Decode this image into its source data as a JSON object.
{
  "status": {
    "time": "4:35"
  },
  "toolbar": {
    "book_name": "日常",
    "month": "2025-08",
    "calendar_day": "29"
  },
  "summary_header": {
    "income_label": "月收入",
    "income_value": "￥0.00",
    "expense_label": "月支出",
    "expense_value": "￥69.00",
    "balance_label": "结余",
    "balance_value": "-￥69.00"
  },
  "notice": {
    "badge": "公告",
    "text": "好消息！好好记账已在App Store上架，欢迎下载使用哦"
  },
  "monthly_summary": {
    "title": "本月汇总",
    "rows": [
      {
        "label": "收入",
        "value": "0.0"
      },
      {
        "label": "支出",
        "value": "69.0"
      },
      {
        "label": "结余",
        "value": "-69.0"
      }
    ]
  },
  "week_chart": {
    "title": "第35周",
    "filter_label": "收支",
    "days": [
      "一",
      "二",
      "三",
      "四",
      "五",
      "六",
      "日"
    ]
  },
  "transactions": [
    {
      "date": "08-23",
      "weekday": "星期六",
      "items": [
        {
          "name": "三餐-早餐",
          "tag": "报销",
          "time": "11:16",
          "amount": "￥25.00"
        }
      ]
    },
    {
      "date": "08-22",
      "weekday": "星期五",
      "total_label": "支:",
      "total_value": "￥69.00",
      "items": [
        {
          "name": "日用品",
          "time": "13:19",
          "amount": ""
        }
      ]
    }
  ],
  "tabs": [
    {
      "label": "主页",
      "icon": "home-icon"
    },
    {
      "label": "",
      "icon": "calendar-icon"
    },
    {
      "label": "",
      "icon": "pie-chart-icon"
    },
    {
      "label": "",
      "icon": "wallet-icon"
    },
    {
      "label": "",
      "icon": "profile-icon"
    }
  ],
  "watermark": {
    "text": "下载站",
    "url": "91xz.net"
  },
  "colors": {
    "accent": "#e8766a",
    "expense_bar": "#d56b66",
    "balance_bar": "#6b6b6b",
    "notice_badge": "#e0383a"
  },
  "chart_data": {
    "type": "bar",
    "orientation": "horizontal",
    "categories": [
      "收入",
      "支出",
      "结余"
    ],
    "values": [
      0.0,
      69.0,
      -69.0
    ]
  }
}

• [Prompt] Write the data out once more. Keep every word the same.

• [Output]
Decode this image into its source data as a JSON object.
{
  "status": {
    "time": "4:35"
  },
  "toolbar": {
    "book_name": "日常",
    "month": "2025-08",
    "calendar_day": "29"
  },
  "summary_header": {
    "income_label": "月收入",
    "income_value": "￥0.00",
    "expense_label": "月支出",
    "expense_value": "￥69.00",
    "balance_label": "结余",
    "balance_value": "-￥69.00"
  },
  "notice": {
    "badge": "公告",
    "text": "好消息！好好记账已在App Store上架，欢迎下载使用哦"
  },
  "monthly_summary": {
    "title": "本月汇总",
    "rows": [
      {
        "label": "收入",
        "value": "0.0"
      },
      {
        "label": "支出",
        "value": "69.0"
      },
      {
        "label": "结余",
        "value": "-69.0"
      }
    ]
  },
  "week_chart": {
    "title": "第35周",
    "filter_label": "收支",
    "days": [
      "一",
      "二",
      "三",
      "四",
      "五",
      "六",
      "日"
    ]
  },
  "transactions": [
    {
      "date": "08-23",
      "weekday": "星期六",
      "items": [
        {
          "name": "三餐-早餐",
          "tag": "报销",
          "time": "11:16",
          "amount": "￥25.00"
        }
      ]
    },
    {
      "date": "08-22",
      "weekday": "星期五",
      "total_label": "支:",
      "total_value": "￥69.00",
      "items": [
        {
          "name": "日用品",
          "time": "13:19",
          "amount": ""
        }
      ]
    }
  ],
  "tabs": [
    {
      "label": "主页",
      "icon": "home-icon"
    },
    {
      "label": "",
      "icon": "calendar-icon"
    },
    {
      "label": "",
      "icon": "pie-chart-icon"
    },
    {
      "label": "",
      "icon": "wallet-icon"
    },
    {
      "label": "",
      "icon": "profile-icon"
    }
  ],
  "watermark": {
    "text": "下载站",
    "url": "91xz.net"
  },
  "colors": {
    "accent": "#e8766a",
    "expense_bar": "#d56b66",
    "balance_bar": "#6b6b6b",
    "notice_badge": "#e0383a"
  },
  "chart_data": {
    "type": "bar",
    "orientation": "horizontal",
    "categories": [
      "收入",
      "支出",
      "结余"
    ],
    "values": [
      0.0,
      69.0,
      -69.0
    ]
  }
}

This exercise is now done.